“There was a loophole in our lease,” he said, bluntly. “We’ll be out by the end of January.”
Blitz, who has owned the shop for decades and seen the neighboring Million Dollar Theater, an L.A. movie icon, go through many incarnations, is matter-of-fact about the closure. No hand-wringing, no crowdfunding campaigns to forestall closure. He will complain about the evils of the “G-word” (gentrification), but even those protestations seem half-hearted. Nope, Blitz knows he doesn’t have a prayer. He can light all the velas he wants, make offerings to San Jude and every other statue in the joint, and it’s not going to change reality.

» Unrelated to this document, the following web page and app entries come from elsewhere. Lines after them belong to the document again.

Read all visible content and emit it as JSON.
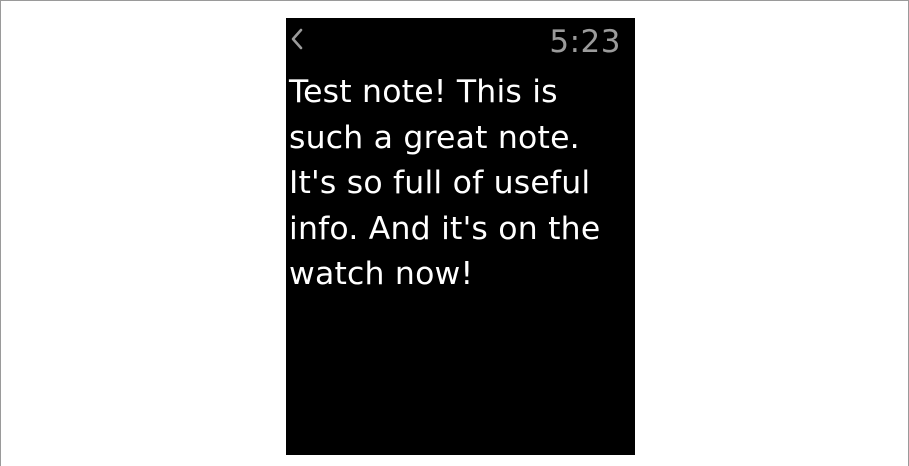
{
  "watch": {
    "status_bar": {
      "back_icon": "chevron-left-icon",
      "time": "5:23"
    },
    "note": {
      "text": "Test note! This is\nsuch a great note.\nIt's so full of useful\ninfo. And it's on the\nwatch now!"
    },
    "colors": {
      "screen_background": "#000000",
      "note_text": "#ffffff",
      "time_text": "#9b9b9b",
      "back_icon": "#9b9b9b",
      "page_background": "#ffffff"
    }
  }
}
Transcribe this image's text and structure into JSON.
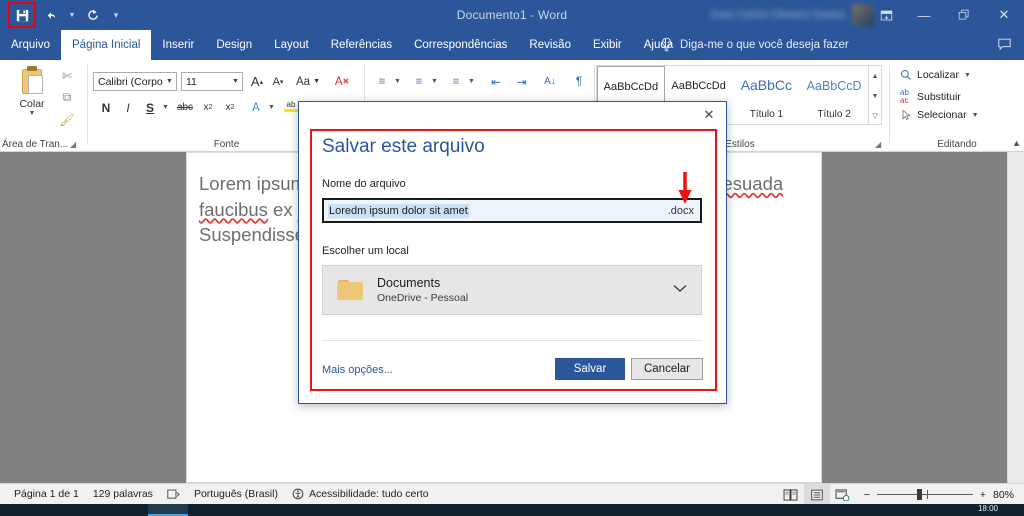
{
  "titlebar": {
    "document_title": "Documento1  -  Word",
    "quick_access": [
      {
        "name": "save",
        "glyph": "💾",
        "highlighted": true
      },
      {
        "name": "undo",
        "glyph": "↶"
      },
      {
        "name": "redo",
        "glyph": "↻"
      }
    ],
    "account_name": "Joao Carlos Oliveira Santos",
    "window_buttons": [
      {
        "name": "ribbon-display-options",
        "glyph": "⬚"
      },
      {
        "name": "minimize",
        "glyph": "—"
      },
      {
        "name": "restore",
        "glyph": "❐"
      },
      {
        "name": "close",
        "glyph": "✕"
      }
    ]
  },
  "ribbon": {
    "tabs": [
      {
        "label": "Arquivo",
        "active": false
      },
      {
        "label": "Página Inicial",
        "active": true
      },
      {
        "label": "Inserir",
        "active": false
      },
      {
        "label": "Design",
        "active": false
      },
      {
        "label": "Layout",
        "active": false
      },
      {
        "label": "Referências",
        "active": false
      },
      {
        "label": "Correspondências",
        "active": false
      },
      {
        "label": "Revisão",
        "active": false
      },
      {
        "label": "Exibir",
        "active": false
      },
      {
        "label": "Ajuda",
        "active": false
      }
    ],
    "tell_me": "Diga-me o que você deseja fazer",
    "groups": {
      "clipboard": {
        "label": "Área de Tran...",
        "paste_label": "Colar",
        "cut_glyph": "✂",
        "copy_glyph": "⧉",
        "format_painter_glyph": "✎"
      },
      "font": {
        "label": "Fonte",
        "font_name": "Calibri (Corpo",
        "font_size": "11",
        "grow_font": "A",
        "shrink_font": "A",
        "change_case": "Aa",
        "clear_format": "A",
        "bold": "N",
        "italic": "I",
        "underline": "S",
        "strikethrough": "abc",
        "subscript": "x₂",
        "superscript": "x²",
        "text_effects": "A",
        "highlight": "ab"
      },
      "paragraph": {
        "label": "",
        "bullets": "☰",
        "numbering": "☰",
        "multilevel": "☰",
        "decrease_indent": "⇤",
        "increase_indent": "⇥",
        "sort": "A↓",
        "show_marks": "¶"
      },
      "styles": {
        "label": "Estilos",
        "items": [
          {
            "preview": "AaBbCcDd",
            "name": "",
            "selected": true,
            "kind": "normal"
          },
          {
            "preview": "AaBbCcDd",
            "name": "",
            "selected": false,
            "kind": "normal"
          },
          {
            "preview": "AaBbCc",
            "name": "Título 1",
            "selected": false,
            "kind": "h1"
          },
          {
            "preview": "AaBbCcD",
            "name": "Título 2",
            "selected": false,
            "kind": "h2"
          }
        ]
      },
      "editing": {
        "label": "Editando",
        "items": [
          {
            "label": "Localizar",
            "icon": "search-icon",
            "glyph": "🔍",
            "caret": true
          },
          {
            "label": "Substituir",
            "icon": "replace-icon",
            "glyph": "ab",
            "caret": false
          },
          {
            "label": "Selecionar",
            "icon": "select-icon",
            "glyph": "↖",
            "caret": true
          }
        ]
      }
    }
  },
  "document": {
    "paragraph": "Lorem ipsum dolor sit amet, consectetur adipiscing elit. Sed malesuada faucibus ex nec ultricies. Donec mattis egestas nisi non pretium. Suspendisse nec eros ut erat facilisis maximus",
    "misspelled_words": [
      "amet",
      "consectetur",
      "adipiscing",
      "malesuada",
      "faucibus",
      "nec",
      "ultricies",
      "Donec",
      "mattis",
      "egestas",
      "nisi",
      "pretium"
    ]
  },
  "save_dialog": {
    "title": "Salvar este arquivo",
    "close_glyph": "✕",
    "filename_label": "Nome do arquivo",
    "filename_value": "Loredm ipsum dolor sit amet",
    "filename_extension": ".docx",
    "location_label": "Escolher um local",
    "location_name": "Documents",
    "location_sub": "OneDrive - Pessoal",
    "location_caret": "⌄",
    "more_options_label": "Mais opções...",
    "save_button": "Salvar",
    "cancel_button": "Cancelar",
    "annotation_color": "#ee1111"
  },
  "statusbar": {
    "page_info": "Página 1 de 1",
    "word_count": "129 palavras",
    "proofing_glyph": "▣",
    "language": "Português (Brasil)",
    "accessibility_glyph": "♿",
    "accessibility": "Acessibilidade: tudo certo",
    "views": [
      {
        "name": "read-mode",
        "glyph": "▤",
        "active": false
      },
      {
        "name": "print-layout",
        "glyph": "▤",
        "active": true
      },
      {
        "name": "web-layout",
        "glyph": "▤",
        "active": false
      }
    ],
    "zoom_out": "−",
    "zoom_in": "+",
    "zoom_level": "80%"
  },
  "taskbar": {
    "clock": "18:00"
  },
  "colors": {
    "word_blue": "#2b579a",
    "annotation_red": "#ee1111",
    "doc_gray": "#818181"
  }
}
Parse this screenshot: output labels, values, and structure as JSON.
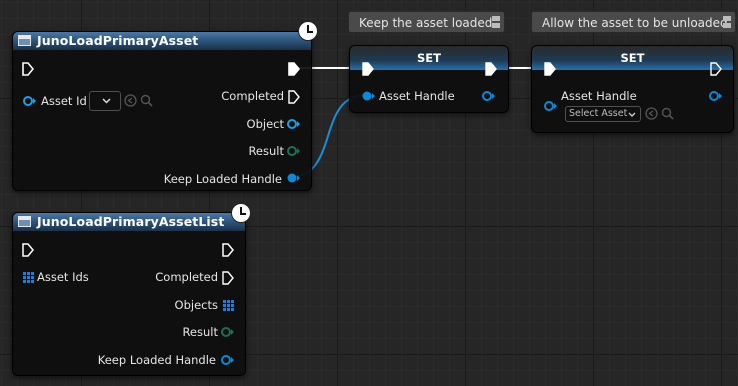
{
  "comments": {
    "left": "Keep the asset loaded",
    "right": "Allow the asset to be unloaded"
  },
  "node1": {
    "title": "JunoLoadPrimaryAsset",
    "asset_id_label": "Asset Id",
    "completed": "Completed",
    "object": "Object",
    "result": "Result",
    "keep_handle": "Keep Loaded Handle"
  },
  "node2": {
    "title": "JunoLoadPrimaryAssetList",
    "asset_ids_label": "Asset Ids",
    "completed": "Completed",
    "objects": "Objects",
    "result": "Result",
    "keep_handle": "Keep Loaded Handle"
  },
  "set1": {
    "title": "SET",
    "asset_handle": "Asset Handle"
  },
  "set2": {
    "title": "SET",
    "asset_handle": "Asset Handle",
    "select_asset": "Select Asset"
  },
  "colors": {
    "object_pin": "#1aa0e6",
    "handle_pin": "#0b8ad9",
    "result_pin": "#1f6f56",
    "array_pin": "#1a7fe0",
    "wire_exec": "#ffffff",
    "wire_handle": "#1a8fd8"
  }
}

“I may re-open somewhere else, maybe not,” he added. “May say to hell with it and give all this stuff away. Maybe they’re doing me a favor, I don’t know. It’s no big deal. Business has been off the last year.”
True, farmacia regulars can find other santeria botanicas in more Latino-populated sectors of Greater Los Angeles. But, as the travel website Atlas Obscura noted in a recent write-up, “This one is an eccentric among eccentrics.”
Mostly, that’s due to the sheer volume of religious fetishes. They line every wall, fill all display cases. The altars (yes, more than one) dedicated to Santa Muerte are strewn with monetary offerings, coins and dollar bills. People leave notes, wishes for illnesses to be healed or straying spouses to return. There are candles marked Destrancadera to unblock one’s path to happiness; others under the heading Leche de la Mujer Amada (milk of the beloved mother), whose astral essences promote intimacy and attraction; a bath water called Separacion: Rompe Amores (love breaks); and water called Tapa Boca (mouth cap) to stop others’ gossip. You also can buy bath herbs called Miel de Amor (love honey). Directions: “Mix well and stay in tub about 7 minutes while bathing and reflect on desires.”
“We used to light hundreds of candles in here and people would come and pray,” Blitz said. “The city came in and shut down the candle burning. Guess they were worried about their high rises going up (in flames).”
Ask Blitz about the origins of the statues, or even about the ingredients sprinkled on the candles to cast spells, and he’ll often call over one of his employees to explain.
I pointed to the ceramic visage of San Simon, the one surrounded by money bags and bling, and Blitz called, “Gladys, San Simon? Qué? Suerte?”
“Yes,” Gladys answered in English. “It’s for good luck. For money, actually.”
Next, I pointed to the statue of the mysterious Jesus Malverde.
“I know that one,” he said, smiling. “Jesus Malverde is for marijuana, right, Gladys?”
The reason Blitz is not well-versed in Santeria religious lore?
“I’m Jewish,” he said.
When queried to explain his cross-cultural entrepreneurship, Blitz said, “About 10, 15 years ago, I had to get more business, so we came up with the candles and (spiritual) water things. (The store) just evolved slowly.”
Blitz says he respects all religions and the rituals and totems used therein. He’s just providing a service to his Latino customers, he said. He quickly added that “We don’t sell anything bad, no evil spells. Praying for your daughter? Fine. Love? Money? Fine. But nothing bad. We could do it. We don’t. We can’t control what people do with the candles.”
So, sort of a don’t-ask-don’t-tell policy?
“Yeah, you might say that,” Blitz said. “But I will warn people and say, ‘If you wish bad on somebody else, it’ll bite you in the ass.’ ”
Which is why Blitz isn’t conjuring any nefarious, witch-crafty spells on the people responsible for the gentrification and store closure. But I did see a pincushion type of doll in a package labeled “Voodoo Mujer” selling for $4.95.
Might come in handy. A guy never knows.
Farmacia Y Botanica Million Dollar
- Where: 301 S. Broadway, Los Angeles
- Hours: 9 a.m. to 6 p.m. daily